Simply building more houses seems like the solution to the problem. Over supplying the market begins to force prices down, after all. However, there are a number of obstacles that make housing development difficult. Planning applications and land purchases can be denied or halted for a number of reasons: opposed neighbours, environmental concerns, cost of land, etc.
However, there’s always one big debate that occurs when discussing the housing market shortages and land development in the UK – green belt land. Green belt land is land surrounding urban areas that has been protected from development by legislation. This legislation is implemented to slow or stop urban sprawl and help clearly define the boundary between countryside and city.
In our recent blog, Conservation in the UK, we discussed the importance of saving and protecting our greenbelt land. Green belt land is the supporting pillar of wildlife in the UK. With the UK invertebrate population falling 45% in 35 years, bee and wasp numbers dropping by 60% and 3 quarters of butterfly species declining, green habitat is understandably not something we should be destroying with affordable housing.
As a country, we find ourselves in a catch 22. If we continue to expand into our green areas, we won’t have any more wildlife, biodiversity or countryside to enjoy. Yet, if we don’t expand, there won’t be anyone around to enjoy it. It seems that we cannot have a huge cake and room on the table to enjoy it.
There is, however, one way that we can have our metaphorical cake and eat it too.

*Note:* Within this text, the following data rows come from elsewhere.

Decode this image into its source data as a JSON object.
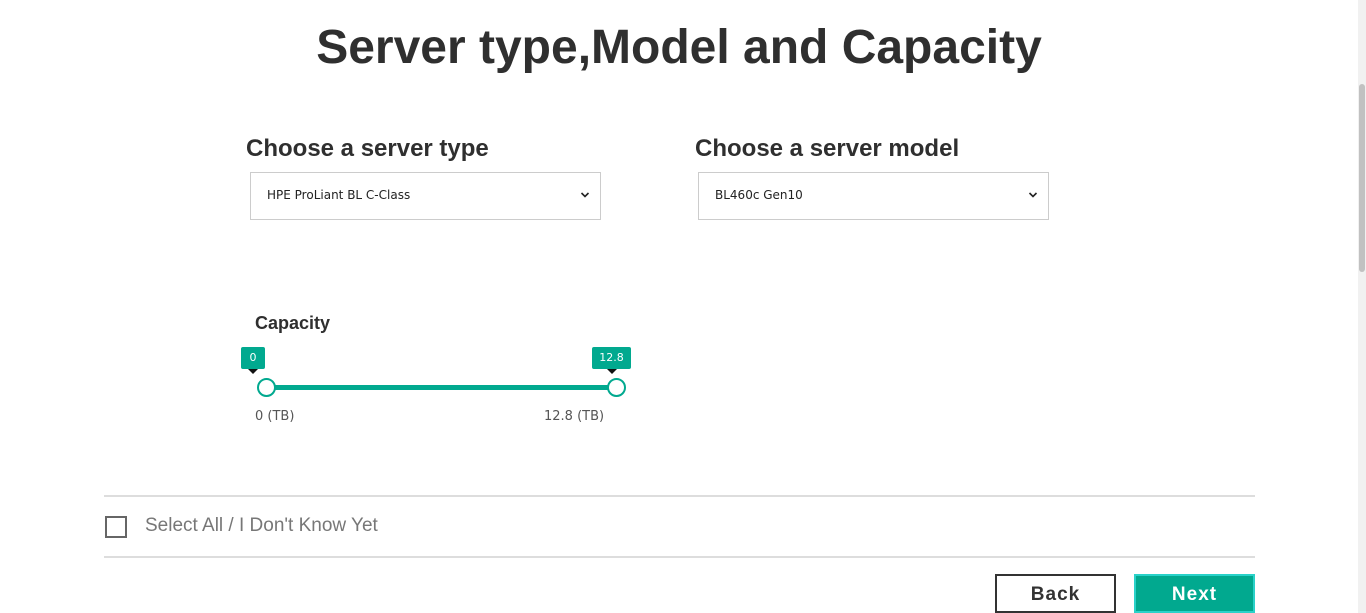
{
  "header": {
    "title": "Server type,Model and Capacity"
  },
  "server_type": {
    "label": "Choose a server type",
    "selected": "HPE ProLiant BL C-Class"
  },
  "server_model": {
    "label": "Choose a server model",
    "selected": "BL460c Gen10"
  },
  "capacity": {
    "label": "Capacity",
    "min_value": "0",
    "max_value": "12.8",
    "range_min_label": "0 (TB)",
    "range_max_label": "12.8 (TB)",
    "selected_min": 0,
    "selected_max": 12.8
  },
  "select_all": {
    "label": "Select All / I Don't Know Yet",
    "checked": false
  },
  "actions": {
    "back_label": "Back",
    "next_label": "Next"
  },
  "colors": {
    "accent": "#01a98f",
    "accent_border": "#2ad2c9",
    "text_dark": "#2f2f2f"
  },
  "icons": {
    "dropdown": "chevron-down-icon"
  }
}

As a country, to overcome our accommodation crisis, need to get over our apartment prejudice. A tall cake is just as delicious as a wide cake.
The majority of our biodiversity challenges and development shortfalls can be assigned to our obsession with building outward, not upward. Affordable housing can be stacked, one on top of the other, with 10+ times the accommodation within a similar single house footprint. There doesn’t have to be a compromise on room size or amenities, sound pollution isn’t an issue in properly built buildings, and bulk building properties results in savings for developers. Buyers simply need to be willing to give up their ‘obsession’ with owning a plot of land and a whole building.
Yes, there are downsides to owning an apartment when compared to owning your own home – you can’t simply build an extension, you don’t have a dedicated parking space (at least, not a close one) etc. There are definitely a few compromises, but they are similar when compared to a lot of affordable first houses.
Eco is at the Christchurch FlowerFest18
We are delighted to be a part of this year’s Flowerfest18 in Christchurch, supporting Dorset Mind. Come and check out our design! We’re at the Priory Statue just along from the Priory Pond. There are beautiful designs starting at the Priory Pond going all the way to Saxon Square and Christchurch Quay. Trail maps are available […]
New Product – Hallstone Turf
Here at Eco, we work hard to bring you the best products available to you at the best prices. Back in 2014, to enable us to offer the greatest quality turf to our customers, we began working with industry leaders Rolawn. Our relationship with Rolawn enabled us to install the largest solar farm in the […]